It's been an abysmal year for the flying public. Planes have crashed in bad weather, disappeared over the Indian Ocean and tragically crossed paths with anti-aircraft missiles over Ukraine.
In the face of another "Sharknado" TV movie (the even-more-inane "Sharknado 2: The Second One," premiering Wednesday night on Syfy), there isn't much for a critic to say except to echo what the characters themselves so frequently scream when confronted by a great white shark spinning toward them in a funnel cloud:
In a powerful new essay for the National Journal, my friend Michel Martin makes a compelling case for why we need to continue the having-it-all conversation.
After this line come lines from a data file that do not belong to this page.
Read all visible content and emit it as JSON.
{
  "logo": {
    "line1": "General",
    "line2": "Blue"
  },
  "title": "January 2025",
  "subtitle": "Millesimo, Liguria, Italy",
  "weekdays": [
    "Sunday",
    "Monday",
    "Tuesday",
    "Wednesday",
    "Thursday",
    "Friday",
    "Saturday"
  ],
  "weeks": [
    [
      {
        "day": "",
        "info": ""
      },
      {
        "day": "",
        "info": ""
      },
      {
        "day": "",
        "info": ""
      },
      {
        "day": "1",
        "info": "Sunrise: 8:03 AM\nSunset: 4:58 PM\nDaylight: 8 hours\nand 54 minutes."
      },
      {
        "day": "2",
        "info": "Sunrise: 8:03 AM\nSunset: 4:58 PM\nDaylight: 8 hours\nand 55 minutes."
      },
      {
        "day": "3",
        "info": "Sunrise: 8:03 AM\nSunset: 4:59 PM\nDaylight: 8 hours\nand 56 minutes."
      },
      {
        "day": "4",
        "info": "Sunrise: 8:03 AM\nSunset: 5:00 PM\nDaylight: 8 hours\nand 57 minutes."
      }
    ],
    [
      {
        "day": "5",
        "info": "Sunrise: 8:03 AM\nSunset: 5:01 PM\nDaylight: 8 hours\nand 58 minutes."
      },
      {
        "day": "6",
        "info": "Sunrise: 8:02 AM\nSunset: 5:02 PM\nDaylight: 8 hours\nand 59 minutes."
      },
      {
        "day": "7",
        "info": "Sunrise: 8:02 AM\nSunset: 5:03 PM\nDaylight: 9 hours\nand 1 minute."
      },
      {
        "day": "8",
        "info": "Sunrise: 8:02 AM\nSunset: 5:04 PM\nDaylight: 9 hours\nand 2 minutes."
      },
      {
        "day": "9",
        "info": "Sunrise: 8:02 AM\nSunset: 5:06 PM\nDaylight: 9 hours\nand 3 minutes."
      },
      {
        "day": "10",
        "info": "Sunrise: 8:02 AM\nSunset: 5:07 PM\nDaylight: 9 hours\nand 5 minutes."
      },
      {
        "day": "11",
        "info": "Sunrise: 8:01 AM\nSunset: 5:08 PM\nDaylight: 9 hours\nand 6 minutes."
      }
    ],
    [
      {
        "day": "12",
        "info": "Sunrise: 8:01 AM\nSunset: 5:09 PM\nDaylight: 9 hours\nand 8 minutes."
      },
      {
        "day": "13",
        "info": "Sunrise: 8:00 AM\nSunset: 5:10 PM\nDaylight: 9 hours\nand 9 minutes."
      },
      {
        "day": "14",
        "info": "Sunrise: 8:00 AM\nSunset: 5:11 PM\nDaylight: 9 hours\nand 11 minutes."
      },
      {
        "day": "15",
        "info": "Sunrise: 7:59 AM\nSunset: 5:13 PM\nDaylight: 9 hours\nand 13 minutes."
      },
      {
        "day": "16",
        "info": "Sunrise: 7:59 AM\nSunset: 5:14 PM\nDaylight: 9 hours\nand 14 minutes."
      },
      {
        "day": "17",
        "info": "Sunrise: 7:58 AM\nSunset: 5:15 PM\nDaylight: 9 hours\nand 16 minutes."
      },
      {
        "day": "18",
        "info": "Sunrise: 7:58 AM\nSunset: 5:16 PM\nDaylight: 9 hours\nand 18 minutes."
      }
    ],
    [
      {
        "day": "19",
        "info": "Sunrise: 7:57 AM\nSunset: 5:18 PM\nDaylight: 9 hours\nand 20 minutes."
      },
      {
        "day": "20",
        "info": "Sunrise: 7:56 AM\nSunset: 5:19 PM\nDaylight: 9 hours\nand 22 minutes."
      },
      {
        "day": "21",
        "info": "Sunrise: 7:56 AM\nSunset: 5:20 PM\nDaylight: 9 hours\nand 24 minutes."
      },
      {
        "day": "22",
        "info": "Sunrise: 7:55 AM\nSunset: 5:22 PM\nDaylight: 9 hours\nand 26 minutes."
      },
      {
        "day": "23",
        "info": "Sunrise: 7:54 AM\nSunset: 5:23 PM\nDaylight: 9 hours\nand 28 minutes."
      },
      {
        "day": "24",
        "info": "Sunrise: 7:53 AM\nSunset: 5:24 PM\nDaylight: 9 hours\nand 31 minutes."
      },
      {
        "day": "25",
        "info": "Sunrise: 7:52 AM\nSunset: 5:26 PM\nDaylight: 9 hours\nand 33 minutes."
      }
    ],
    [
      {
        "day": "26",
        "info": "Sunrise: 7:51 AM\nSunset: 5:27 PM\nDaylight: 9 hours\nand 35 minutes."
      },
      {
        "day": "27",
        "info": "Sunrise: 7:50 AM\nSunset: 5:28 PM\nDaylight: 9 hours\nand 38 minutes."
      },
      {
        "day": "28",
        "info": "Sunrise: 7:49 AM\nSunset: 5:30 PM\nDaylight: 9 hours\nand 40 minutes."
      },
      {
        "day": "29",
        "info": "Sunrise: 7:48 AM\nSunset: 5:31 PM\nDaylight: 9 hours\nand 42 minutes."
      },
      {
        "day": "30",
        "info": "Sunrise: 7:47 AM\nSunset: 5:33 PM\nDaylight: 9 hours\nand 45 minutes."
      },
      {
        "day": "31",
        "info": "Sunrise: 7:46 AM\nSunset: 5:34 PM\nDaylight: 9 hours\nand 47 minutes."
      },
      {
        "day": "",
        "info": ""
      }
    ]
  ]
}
A little over a decade ago, federal prosecutors used keystroke logging software to steal the encryption password of an alleged New Jersey mobster, Nicodemo Scarfo Jr., so they could get evidence from his computer to be used at his trial.
A llama on the lam cruised Main Street Tuesday before it mistook a resident’s fenced backyard for a place to grab a meal and freshen up.
Wal-Mart Stores plans to cut prices more aggressively during this year's back-to-school season and will add inventory to its online store as the chain battles retailers for student spending.
What is more clear is that, if initial reports are true, this would be the deadliest incident of a civilian passenger plane being shot down in modern memory. In some instances, the causes of the disaster are still shrouded in mystery. Here are some of the worst events.
Like other industries facing tough economic times, America's bowling centers are trying to reinvent themselves.
The mystery of what happened to a military transport plane that disappeared in the fall of 1952 into an Alaskan glacier was solved two years ago when a helicopter crew spotted the wreckage. But it took another two years to retrieve the remains of Airman Howard Miller and 16 other servicemen passengers. Saturday, Miller was laid to rest in his hometown of Elwood, Ind., with full military honors. Hundreds turned out for the funeral and burial services.